Pilsners

Two of the many things that make understanding beers so difficult for me are the following:

1) There are very little recognized standards as to what constitutes a specific type of beer. With whiskey, it was relatively easy as many governments had a vested interest in defining their highly taxable spirit. Ireland, the United Kingdom, and the United States have a clear understanding of what makes an Irish Whiskey, Scotch Whisky, or Bourbon. As far as I can tell, there’s no similar legal guidance on what makes a Lager, or a Pilsner, or a Bock – other than industry tradition and acceptance. I’m sure definitions are written down somewhere, but these are at best a sort of informal agreement. This leads to the second problem.

2) What one person or institution believes to be one type of beer, some other person or institution has an interest in claiming it can be something else.

That’s why I find the topic of pilsners so interesting. For all of the bluster and marketing-speak of Anheuser-Busch, Miller, and Coor’s (from here on out referred to as “The Big Three”) that try to equate lagers to pilsners, there is a simple tried and true method to determine one from the other.

It all boils down to two things – the use of noble hops, and the use of bottom fermenting yeasts. Lagers have the bottom fermenting yeast in common with pilsners. The hops are a whole different story.

Both Beer Advocate and the Beer Certification Judging Program recognize three sub-varieties of Pilsners: German, Bohemian/Czech, and American. All of these use a type of hops from either the noble classes, or noble cross classes. Use of the ever-popular (and more importantly, ever cheaper) Cascadian hop is a strict no-no.

So the next question is, what what are noble hops and noble cross hops? That’s a post for next week, when I finally get to examine just what the big deal is about hops.
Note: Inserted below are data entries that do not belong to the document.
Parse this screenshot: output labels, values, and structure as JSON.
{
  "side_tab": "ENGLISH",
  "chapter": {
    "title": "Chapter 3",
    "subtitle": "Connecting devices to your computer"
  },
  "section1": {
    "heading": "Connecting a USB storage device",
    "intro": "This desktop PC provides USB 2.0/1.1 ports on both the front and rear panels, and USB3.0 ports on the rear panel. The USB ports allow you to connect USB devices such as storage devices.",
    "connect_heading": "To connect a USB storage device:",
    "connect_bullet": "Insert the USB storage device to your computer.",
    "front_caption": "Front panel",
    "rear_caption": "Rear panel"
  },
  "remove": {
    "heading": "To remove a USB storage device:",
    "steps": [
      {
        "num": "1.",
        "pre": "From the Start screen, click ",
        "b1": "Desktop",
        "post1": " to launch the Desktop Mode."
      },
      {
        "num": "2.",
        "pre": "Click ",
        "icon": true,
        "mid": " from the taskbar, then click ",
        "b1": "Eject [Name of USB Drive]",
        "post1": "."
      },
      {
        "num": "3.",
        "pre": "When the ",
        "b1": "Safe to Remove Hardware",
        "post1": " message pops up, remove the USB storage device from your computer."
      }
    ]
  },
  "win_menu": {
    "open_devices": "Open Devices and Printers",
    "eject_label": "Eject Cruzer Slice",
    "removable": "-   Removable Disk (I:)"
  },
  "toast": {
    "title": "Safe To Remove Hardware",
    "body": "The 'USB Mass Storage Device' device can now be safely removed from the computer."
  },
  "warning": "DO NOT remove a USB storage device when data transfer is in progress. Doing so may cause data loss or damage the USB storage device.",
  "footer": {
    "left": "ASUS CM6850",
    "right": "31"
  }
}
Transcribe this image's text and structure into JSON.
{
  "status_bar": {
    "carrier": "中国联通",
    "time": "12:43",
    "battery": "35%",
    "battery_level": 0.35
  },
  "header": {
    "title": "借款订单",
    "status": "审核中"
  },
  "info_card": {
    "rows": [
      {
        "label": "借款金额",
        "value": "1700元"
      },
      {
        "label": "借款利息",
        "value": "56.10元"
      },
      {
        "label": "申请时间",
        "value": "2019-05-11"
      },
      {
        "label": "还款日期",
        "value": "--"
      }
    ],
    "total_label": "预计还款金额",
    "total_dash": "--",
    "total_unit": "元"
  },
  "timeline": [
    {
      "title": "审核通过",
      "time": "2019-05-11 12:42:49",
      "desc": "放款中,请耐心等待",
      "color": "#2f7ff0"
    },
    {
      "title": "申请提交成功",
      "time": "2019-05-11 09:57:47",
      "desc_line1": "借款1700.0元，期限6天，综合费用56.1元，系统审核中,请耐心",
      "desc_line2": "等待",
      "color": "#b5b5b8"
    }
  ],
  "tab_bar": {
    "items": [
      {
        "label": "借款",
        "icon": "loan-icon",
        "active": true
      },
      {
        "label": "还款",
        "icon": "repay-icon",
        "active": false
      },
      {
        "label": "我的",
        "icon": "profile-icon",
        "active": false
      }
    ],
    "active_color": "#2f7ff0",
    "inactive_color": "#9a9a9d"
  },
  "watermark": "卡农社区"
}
But until that time, the thing to take away from this post is this. The difference between a lager and a pilsner comes primarily from the type of hops used in the recipe. The end result is a beer that is a tad bit more bitter has a larger hoppy flavor profile than the typical American Lager.

And bitterness is also a topic to be discussed later. For all of you who disdain beer because of its bitterness, I’m sad to report that for many types of beer, bitterness is a feature and not a bug.